_Provided information:_
────────────────────

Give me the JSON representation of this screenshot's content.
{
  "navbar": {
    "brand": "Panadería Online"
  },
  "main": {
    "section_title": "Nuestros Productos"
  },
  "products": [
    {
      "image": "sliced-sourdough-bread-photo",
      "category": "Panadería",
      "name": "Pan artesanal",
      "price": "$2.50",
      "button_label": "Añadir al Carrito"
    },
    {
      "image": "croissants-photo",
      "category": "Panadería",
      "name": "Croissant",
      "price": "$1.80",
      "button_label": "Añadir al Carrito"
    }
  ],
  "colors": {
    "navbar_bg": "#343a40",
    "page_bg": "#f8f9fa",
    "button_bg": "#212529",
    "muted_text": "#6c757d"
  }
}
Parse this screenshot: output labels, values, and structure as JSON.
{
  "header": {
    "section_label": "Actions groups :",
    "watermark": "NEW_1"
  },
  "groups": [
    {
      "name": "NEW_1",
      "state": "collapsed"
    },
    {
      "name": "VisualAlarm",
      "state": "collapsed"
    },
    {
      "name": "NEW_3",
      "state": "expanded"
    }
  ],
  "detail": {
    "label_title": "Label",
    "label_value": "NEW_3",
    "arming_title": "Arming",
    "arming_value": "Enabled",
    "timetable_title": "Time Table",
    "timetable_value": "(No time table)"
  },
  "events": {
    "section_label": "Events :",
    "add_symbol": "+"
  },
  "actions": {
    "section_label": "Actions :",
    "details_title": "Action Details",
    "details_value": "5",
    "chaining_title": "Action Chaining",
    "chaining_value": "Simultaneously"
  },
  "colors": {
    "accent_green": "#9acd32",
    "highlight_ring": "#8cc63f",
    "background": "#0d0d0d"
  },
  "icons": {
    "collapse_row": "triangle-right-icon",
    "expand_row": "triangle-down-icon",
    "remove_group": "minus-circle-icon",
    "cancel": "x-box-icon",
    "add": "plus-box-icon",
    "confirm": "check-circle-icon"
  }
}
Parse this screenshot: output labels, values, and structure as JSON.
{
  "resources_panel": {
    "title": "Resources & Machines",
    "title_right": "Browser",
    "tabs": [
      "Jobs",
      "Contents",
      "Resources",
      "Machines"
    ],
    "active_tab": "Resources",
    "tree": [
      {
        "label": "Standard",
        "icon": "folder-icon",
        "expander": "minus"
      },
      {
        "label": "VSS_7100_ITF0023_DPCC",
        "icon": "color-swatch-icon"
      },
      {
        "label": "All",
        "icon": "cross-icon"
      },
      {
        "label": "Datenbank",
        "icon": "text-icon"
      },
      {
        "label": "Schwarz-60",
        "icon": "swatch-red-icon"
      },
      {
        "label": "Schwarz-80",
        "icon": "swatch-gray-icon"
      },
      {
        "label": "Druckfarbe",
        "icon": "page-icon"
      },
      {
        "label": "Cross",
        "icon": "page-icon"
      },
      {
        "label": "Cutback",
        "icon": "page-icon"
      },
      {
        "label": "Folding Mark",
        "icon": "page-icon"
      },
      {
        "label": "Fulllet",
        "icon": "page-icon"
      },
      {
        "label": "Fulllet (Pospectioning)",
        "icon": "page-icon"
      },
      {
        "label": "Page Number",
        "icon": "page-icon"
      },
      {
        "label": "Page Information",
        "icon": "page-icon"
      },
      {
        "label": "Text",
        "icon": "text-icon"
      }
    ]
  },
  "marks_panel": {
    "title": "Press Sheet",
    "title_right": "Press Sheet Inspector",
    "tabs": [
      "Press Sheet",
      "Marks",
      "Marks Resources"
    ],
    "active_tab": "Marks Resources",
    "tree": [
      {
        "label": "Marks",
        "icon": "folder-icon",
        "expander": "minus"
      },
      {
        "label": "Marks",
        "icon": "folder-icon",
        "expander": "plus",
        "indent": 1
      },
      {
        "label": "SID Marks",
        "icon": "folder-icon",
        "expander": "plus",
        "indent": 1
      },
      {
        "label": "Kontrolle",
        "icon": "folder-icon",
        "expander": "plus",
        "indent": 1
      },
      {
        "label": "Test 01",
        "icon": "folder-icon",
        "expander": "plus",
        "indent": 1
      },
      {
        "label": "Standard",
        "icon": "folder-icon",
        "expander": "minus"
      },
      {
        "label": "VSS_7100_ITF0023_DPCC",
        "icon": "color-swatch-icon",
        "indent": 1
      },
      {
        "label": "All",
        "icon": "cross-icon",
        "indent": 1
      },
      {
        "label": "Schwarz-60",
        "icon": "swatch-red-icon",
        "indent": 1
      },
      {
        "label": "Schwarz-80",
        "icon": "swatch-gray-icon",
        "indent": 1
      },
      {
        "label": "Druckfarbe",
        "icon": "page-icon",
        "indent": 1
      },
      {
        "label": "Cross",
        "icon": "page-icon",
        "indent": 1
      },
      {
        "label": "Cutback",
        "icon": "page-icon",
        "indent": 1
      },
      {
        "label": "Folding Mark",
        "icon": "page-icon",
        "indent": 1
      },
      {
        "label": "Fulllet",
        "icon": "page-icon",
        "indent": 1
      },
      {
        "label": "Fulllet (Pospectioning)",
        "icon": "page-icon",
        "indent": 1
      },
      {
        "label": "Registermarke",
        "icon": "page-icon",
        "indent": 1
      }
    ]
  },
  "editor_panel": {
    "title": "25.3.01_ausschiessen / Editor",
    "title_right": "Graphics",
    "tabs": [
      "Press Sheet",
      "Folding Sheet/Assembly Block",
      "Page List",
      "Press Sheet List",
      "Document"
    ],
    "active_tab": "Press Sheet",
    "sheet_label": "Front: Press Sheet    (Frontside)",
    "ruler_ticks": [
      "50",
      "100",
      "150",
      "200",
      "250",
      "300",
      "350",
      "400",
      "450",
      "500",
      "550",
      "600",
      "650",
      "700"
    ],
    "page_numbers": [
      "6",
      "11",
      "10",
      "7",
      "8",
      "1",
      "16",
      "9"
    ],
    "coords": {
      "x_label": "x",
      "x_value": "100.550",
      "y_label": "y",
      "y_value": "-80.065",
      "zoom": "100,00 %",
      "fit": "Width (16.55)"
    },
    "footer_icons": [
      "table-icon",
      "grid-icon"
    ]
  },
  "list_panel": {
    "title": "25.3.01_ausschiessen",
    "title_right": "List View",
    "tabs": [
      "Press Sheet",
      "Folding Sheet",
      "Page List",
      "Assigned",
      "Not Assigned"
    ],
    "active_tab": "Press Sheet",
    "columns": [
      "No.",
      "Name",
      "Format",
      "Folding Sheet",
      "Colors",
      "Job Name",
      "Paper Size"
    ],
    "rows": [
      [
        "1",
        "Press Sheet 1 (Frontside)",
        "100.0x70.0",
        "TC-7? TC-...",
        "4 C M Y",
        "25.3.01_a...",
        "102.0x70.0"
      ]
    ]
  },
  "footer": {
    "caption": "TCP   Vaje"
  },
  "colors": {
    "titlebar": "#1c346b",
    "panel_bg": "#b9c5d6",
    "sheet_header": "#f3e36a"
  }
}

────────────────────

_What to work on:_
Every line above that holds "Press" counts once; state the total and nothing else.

_Solution for this problem:_
10